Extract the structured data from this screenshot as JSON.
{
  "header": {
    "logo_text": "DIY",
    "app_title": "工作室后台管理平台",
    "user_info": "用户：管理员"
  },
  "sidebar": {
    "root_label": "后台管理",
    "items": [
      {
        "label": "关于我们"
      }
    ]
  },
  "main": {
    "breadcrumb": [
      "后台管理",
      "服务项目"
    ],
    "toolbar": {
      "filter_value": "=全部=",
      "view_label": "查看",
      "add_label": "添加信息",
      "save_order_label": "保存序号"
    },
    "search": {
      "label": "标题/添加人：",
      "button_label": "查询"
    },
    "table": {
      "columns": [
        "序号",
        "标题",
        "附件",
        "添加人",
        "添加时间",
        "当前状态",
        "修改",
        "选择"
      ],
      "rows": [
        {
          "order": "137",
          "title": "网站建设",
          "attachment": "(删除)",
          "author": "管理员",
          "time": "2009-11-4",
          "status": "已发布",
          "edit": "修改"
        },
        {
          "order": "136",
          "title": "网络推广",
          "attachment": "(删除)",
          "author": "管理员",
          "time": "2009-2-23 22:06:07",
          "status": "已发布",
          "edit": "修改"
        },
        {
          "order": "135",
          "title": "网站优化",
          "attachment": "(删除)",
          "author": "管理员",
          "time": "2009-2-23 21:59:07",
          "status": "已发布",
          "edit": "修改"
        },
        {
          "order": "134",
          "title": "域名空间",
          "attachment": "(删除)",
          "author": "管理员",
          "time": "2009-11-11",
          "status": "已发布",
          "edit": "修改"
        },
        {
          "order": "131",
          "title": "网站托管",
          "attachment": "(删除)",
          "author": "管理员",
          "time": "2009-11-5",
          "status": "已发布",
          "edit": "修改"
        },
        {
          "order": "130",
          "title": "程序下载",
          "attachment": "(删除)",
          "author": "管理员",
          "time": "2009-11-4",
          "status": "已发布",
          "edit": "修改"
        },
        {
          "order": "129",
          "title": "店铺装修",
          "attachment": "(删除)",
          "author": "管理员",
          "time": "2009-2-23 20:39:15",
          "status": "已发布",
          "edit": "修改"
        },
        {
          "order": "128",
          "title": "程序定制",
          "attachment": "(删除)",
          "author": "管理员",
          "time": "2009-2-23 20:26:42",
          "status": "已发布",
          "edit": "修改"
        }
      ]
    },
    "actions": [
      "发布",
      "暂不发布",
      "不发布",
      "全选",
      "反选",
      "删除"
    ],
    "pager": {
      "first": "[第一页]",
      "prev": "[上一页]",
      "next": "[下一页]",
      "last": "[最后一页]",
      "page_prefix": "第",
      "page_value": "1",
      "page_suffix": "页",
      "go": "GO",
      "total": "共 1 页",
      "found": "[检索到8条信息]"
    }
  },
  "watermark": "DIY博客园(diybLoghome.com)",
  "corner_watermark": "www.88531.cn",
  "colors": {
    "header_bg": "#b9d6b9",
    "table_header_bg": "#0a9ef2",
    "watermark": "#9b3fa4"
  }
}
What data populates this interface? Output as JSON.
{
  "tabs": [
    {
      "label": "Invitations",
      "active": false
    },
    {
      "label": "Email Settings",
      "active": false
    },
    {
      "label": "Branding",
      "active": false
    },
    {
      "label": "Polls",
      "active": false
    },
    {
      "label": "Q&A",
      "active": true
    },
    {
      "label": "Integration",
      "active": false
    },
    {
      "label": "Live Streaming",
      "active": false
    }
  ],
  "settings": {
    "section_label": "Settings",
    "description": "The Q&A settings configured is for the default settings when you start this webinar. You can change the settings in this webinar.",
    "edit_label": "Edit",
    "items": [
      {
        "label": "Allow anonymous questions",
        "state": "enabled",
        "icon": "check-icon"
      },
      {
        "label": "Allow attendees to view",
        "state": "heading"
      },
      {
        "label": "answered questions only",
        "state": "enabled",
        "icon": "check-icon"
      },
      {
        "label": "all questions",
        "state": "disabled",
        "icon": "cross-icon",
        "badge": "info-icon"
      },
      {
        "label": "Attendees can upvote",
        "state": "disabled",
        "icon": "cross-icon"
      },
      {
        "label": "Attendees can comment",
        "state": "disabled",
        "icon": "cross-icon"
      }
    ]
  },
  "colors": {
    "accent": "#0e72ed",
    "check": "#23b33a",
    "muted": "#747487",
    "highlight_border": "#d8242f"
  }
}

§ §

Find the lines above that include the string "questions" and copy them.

• [OUTPUT]
        "label": "Allow anonymous questions",
        "label": "answered questions only",
        "label": "all questions",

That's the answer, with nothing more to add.